▸ **The task**: Check every line of the entries that follow, and copy the ones containing "header".

▸ **Information provided**:

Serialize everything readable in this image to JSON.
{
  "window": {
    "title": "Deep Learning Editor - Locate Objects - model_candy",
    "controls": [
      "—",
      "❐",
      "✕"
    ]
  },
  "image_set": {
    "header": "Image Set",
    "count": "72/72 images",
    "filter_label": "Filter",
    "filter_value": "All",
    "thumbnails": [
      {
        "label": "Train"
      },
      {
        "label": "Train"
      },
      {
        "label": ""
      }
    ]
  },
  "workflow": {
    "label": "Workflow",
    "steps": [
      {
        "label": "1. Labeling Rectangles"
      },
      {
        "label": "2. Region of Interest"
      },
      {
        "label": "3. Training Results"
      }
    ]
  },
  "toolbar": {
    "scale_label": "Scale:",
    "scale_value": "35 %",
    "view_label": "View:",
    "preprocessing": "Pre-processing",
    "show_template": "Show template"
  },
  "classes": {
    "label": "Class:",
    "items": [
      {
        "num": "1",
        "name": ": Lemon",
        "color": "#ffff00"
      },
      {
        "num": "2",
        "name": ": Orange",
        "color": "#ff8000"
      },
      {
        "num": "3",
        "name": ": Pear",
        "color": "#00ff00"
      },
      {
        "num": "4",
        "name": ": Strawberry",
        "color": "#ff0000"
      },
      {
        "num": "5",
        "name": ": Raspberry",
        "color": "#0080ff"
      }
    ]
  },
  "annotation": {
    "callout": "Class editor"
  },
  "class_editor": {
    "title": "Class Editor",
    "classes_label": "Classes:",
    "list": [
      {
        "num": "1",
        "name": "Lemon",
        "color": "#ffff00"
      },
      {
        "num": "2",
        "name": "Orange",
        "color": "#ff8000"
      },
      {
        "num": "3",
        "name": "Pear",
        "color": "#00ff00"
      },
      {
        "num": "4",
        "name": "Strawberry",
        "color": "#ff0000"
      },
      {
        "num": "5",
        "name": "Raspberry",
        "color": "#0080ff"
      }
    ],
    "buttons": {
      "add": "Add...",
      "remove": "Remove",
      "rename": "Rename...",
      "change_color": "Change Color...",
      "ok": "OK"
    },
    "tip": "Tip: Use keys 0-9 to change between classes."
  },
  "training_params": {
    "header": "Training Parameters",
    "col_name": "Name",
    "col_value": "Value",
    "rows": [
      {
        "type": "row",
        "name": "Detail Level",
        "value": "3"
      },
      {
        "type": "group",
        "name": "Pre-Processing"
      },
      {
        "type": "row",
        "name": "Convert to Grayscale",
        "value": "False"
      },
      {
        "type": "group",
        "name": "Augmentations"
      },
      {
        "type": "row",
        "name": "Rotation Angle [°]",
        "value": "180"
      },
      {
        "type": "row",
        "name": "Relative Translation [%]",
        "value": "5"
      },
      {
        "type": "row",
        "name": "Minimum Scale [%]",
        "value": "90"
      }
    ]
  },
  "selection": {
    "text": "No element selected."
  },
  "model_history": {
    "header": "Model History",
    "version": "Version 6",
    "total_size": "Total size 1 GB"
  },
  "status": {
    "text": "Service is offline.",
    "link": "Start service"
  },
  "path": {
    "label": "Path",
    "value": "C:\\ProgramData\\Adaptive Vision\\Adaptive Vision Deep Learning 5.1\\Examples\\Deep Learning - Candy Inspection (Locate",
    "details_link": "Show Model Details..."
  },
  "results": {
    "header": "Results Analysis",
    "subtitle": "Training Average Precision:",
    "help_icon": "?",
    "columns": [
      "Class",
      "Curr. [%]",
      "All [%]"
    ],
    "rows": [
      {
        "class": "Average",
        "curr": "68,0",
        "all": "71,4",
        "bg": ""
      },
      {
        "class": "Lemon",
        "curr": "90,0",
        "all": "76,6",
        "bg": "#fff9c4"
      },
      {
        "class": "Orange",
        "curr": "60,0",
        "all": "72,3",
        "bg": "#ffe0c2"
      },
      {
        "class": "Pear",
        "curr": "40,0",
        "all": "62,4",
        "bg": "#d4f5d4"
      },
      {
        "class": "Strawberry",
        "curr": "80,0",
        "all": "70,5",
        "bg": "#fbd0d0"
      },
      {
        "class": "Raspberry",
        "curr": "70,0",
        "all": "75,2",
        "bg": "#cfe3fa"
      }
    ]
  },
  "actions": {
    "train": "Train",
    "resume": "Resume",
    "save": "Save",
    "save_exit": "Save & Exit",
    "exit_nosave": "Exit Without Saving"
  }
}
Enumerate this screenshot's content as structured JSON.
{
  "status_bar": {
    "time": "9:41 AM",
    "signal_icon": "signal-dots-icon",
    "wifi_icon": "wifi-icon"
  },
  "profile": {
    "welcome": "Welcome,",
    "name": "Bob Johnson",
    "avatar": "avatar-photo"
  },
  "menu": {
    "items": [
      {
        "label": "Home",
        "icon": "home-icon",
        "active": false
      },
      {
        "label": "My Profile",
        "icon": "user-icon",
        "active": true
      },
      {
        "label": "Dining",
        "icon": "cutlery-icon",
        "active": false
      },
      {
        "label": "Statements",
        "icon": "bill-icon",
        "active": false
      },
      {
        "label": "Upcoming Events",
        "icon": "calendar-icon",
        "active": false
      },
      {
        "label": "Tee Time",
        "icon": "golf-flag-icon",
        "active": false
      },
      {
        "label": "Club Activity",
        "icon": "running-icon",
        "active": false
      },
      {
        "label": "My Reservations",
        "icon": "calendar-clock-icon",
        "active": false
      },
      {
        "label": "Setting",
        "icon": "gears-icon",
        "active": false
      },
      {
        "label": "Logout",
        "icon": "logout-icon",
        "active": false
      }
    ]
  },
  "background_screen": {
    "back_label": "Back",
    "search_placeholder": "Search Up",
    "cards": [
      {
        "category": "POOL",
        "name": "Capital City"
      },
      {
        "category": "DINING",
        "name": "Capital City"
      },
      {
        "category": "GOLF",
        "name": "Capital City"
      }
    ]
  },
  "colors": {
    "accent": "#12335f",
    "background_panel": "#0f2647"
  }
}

▸ **Completed task**:
    "header": "Image Set",
    "header": "Training Parameters",
    "header": "Model History",
    "header": "Results Analysis",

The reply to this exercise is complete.